    I stumbled on this forum while checking out the new GTI, and enjoyed the comments as much as the review, found resonance in my own thinking - a respect for Honda, a mistrust for VW I didn't know I had. But I do have evidence for both opinions. I've owned some nice cars, and you'd be surprised at the one I keep and enjoy daily - a 2011 Milano Red MT Honda Fit Sport, upgraded with black powder coated 17x7 Kosei Racing wheels and 215-40 Kumho ECSTA LE tires, the only customizing items that affect performance. Like at least one other reviewer above, I also have a 2004 Honda S2000 all fixed up original with new Dunlop Direzza S2 tires. What a great enthusiast's car. I bought a new 2014 BMW 320i with the Sport package, but after a year only had 1,000 miles on it, so I sold it for about a $10,000 loss (should have specified MT), just to illustrate that I like my Fit for itself. I take it on our nearby East County twisty two lane mountain roads in company with friends with new powerful cars - A Ferrari F430, an R8, a 911S4, a 2008 Porsche Turbo, and the like. Believe it or not, except for problems passing other vehicles due to its meager 117 horsepower, I do just fine in fast curves with the Fit. (I bought the S2000 after I sold the BMW.) I've owned several Hondas bought new: 2004 Civic EX, 2007 Accord SE, a 2011 Accord SE, the 2011 Fit, and the 2004 AP2 silver/black leather S2000. Obviously, I didn't keep any long enough to test longevity, but my son kept a 2003 Civic ten years, outdoors, and all it needed was a little work with the headliner. (Now he has a Tiguan he likes a lot.) He's the one who got me started with Honda, buying his 2003 that led me to buy the 2004. As to VWs, aside from several new Beetles that I loved, I owned a new original version of the Scirocco that I also loved, but never could get the back seat to fold properly. (With what I now know about wheel and tire sizes and specs, I'd love it today with wheels and tires of my choosing.) Aside from that seat problem, none of that VW experience was negative. But, my neighbor, who has the F430 and the Porsche Turbo, also has a Jetta station wagon he bought new two or three years ago, and parks on the street. He's often away, and I drive his Jetta weekly to keep the battery up. (In fact, he's the reason I checked out the new GTI, because he's planning to sell the Porsche and trade the Jetta for a new GTI.) When I drive his Jetta, the wheels positively grind from crap collected in the wheels. The car just doesn't feel good, including jerky automatic shifts, but to be fair we live near the ocean. On the other hand, the son of another friend bought the previous version of the GTI, and is an enthusiastic fan. He can't wait to own the new one. Enough. No one will read my drivel, but I do love cars. And motorcycles, but that's another story.

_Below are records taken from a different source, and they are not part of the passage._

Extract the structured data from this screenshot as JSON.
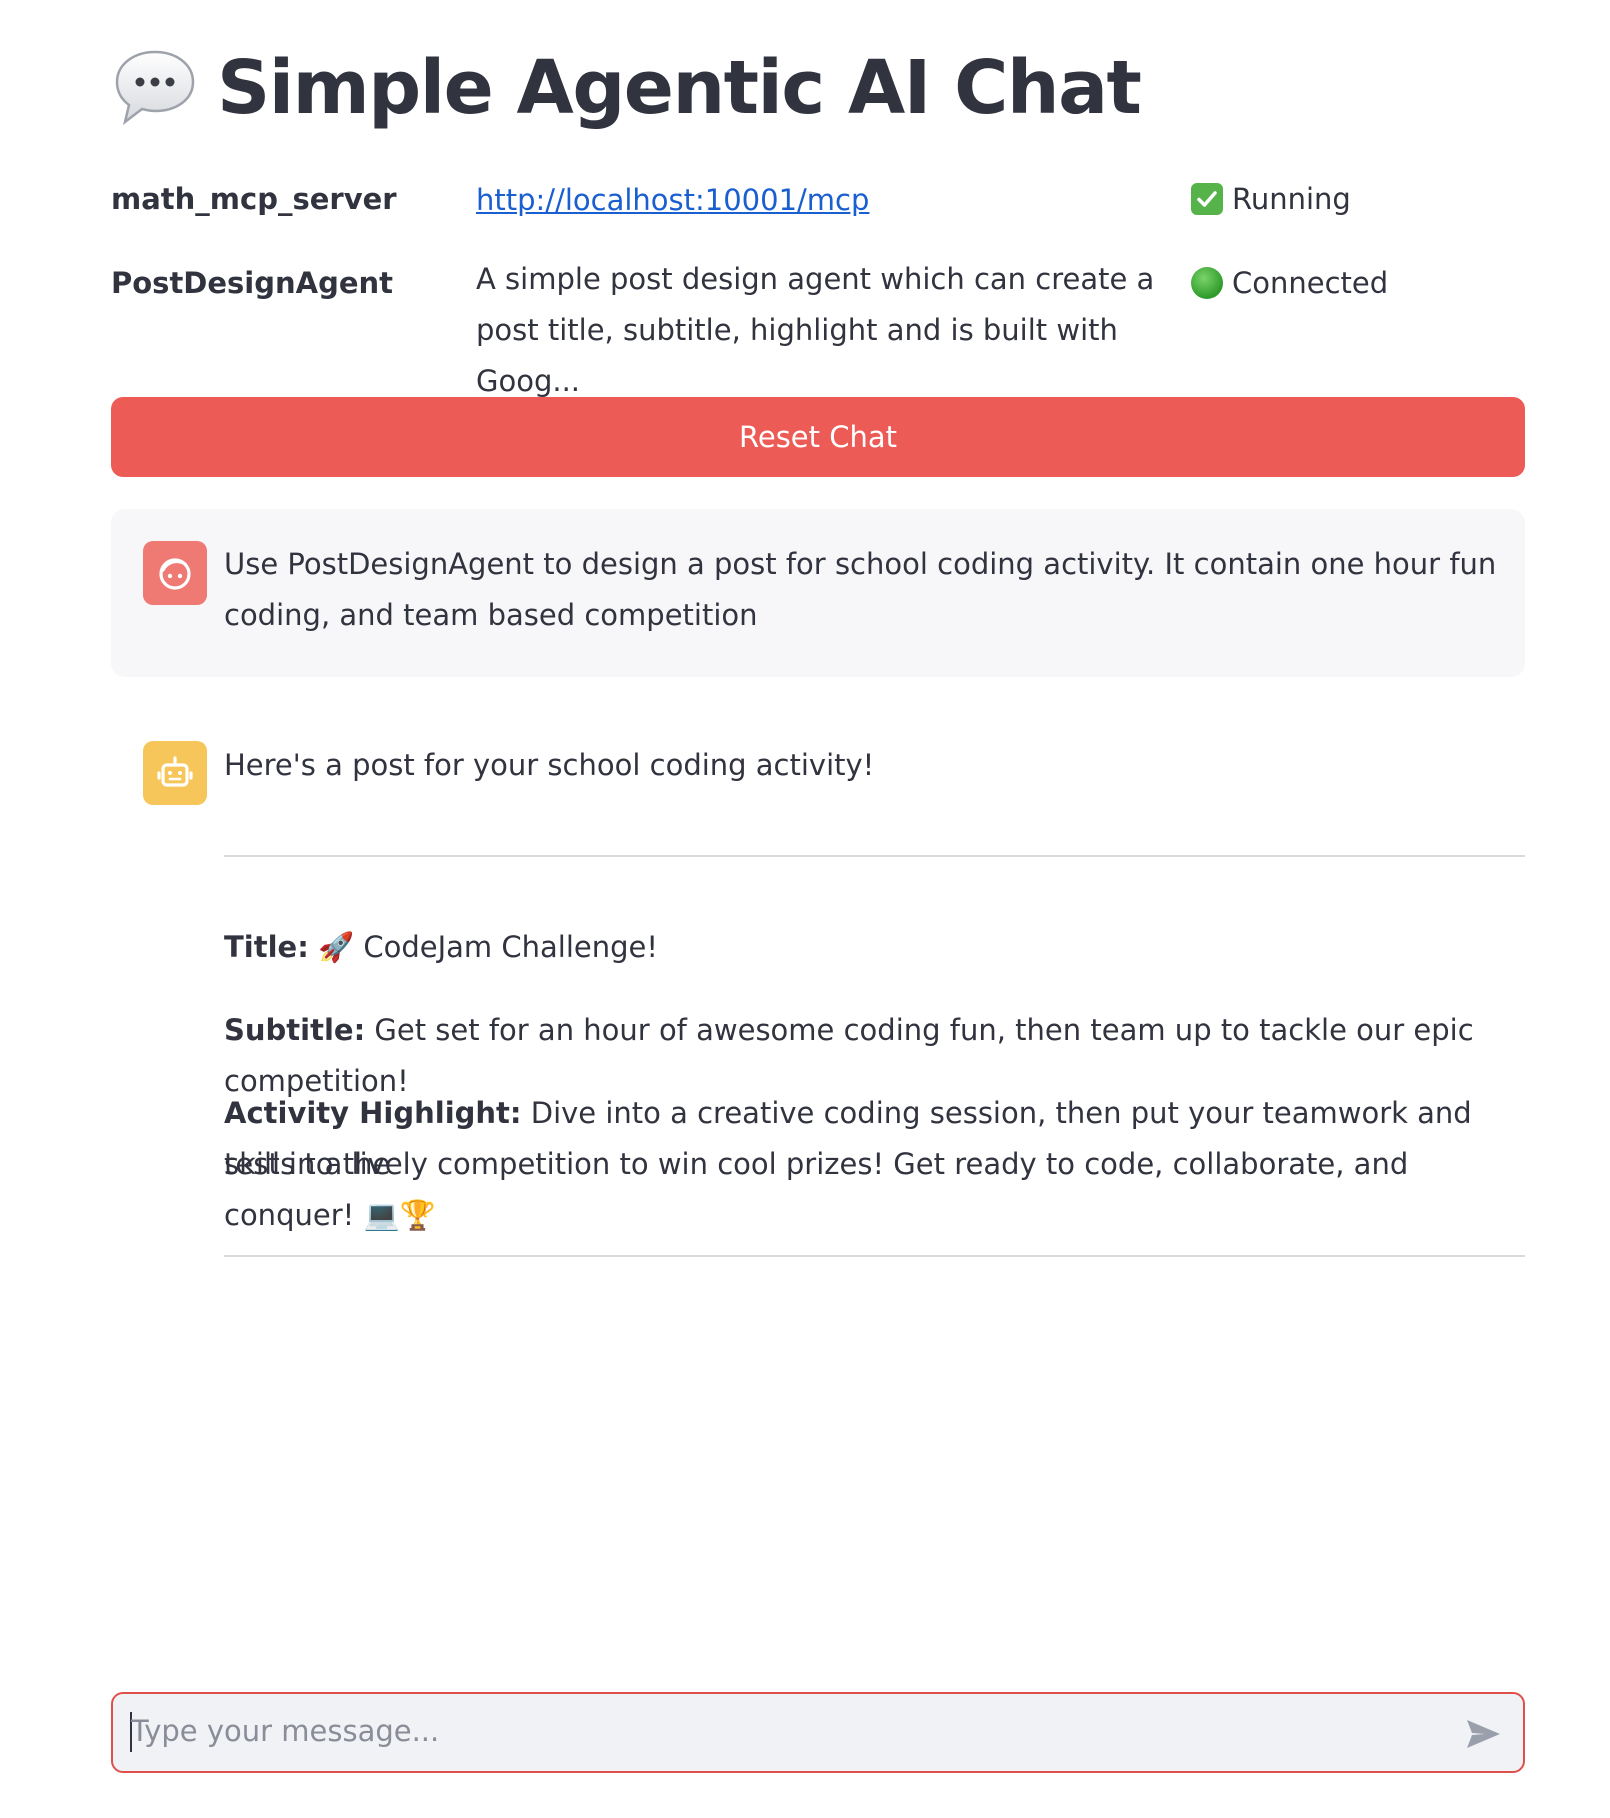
{
  "header": {
    "title": "Simple Agentic AI Chat",
    "title_icon": "speech-bubble-icon"
  },
  "servers": [
    {
      "name": "math_mcp_server",
      "detail": "http://localhost:10001/mcp",
      "status_icon": "check-mark-icon",
      "status": "Running"
    },
    {
      "name": "PostDesignAgent",
      "detail": "A simple post design agent which can create a post title, subtitle, highlight and is built with Goog...",
      "status_icon": "green-circle-icon",
      "status": "Connected"
    }
  ],
  "reset_button": {
    "label": "Reset Chat"
  },
  "messages": {
    "user": {
      "avatar_icon": "user-face-icon",
      "text": "Use PostDesignAgent to design a post for school coding activity. It contain one hour fun coding, and team based competition"
    },
    "assistant": {
      "avatar_icon": "robot-icon",
      "intro": "Here's a post for your school coding activity!",
      "title_label": "Title:",
      "title_value": "🚀 CodeJam Challenge!",
      "subtitle_label": "Subtitle:",
      "subtitle_value": "Get set for an hour of awesome coding fun, then team up to tackle our epic competition!",
      "highlight_label": "Activity Highlight:",
      "highlight_value_line1": "Dive into a creative coding session, then put your teamwork and skills to the",
      "highlight_value_line2": "test in a lively competition to win cool prizes! Get ready to code, collaborate, and conquer! 💻🏆"
    }
  },
  "chat_input": {
    "placeholder": "Type your message...",
    "value": ""
  },
  "colors": {
    "accent": "#ec5b55",
    "link": "#1a5fd0",
    "user_avatar": "#ee7a73",
    "bot_avatar": "#f7c65a",
    "text": "#31333f"
  }
}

  • NotMyCircusNotMyMonkeys dudes off the rails on drugs and full of hate and retribution. so is musky.
  • Big Al from Oz Musk and Trump are of the same ilk, except Musk's IQ is a damn site higher than Trumps. Musk like Trump is only into himself. Musk doesn't care about Trump only Musk. Musk sees more dollars if Trump wins.Hey, I'm Big Al again!3
  • Rover Sig We have a car with two fake exhausts in the bumper, but a large shiny muffler visible hanging down on one side, not aligned with the fake exhaust exits. Horrendous. I had to paint the shiny muffler with high-temp black paint to make it less visible. Exhaust pipes were meant to be round and hang below the bumper, and they can be made quiet or loud as the engineers like. But fake exhausts rank down there with fake intake vents on the side of that old Buick.
  • EBFlex Of course it does. What a silly question
  • Buickman Elon is a phony.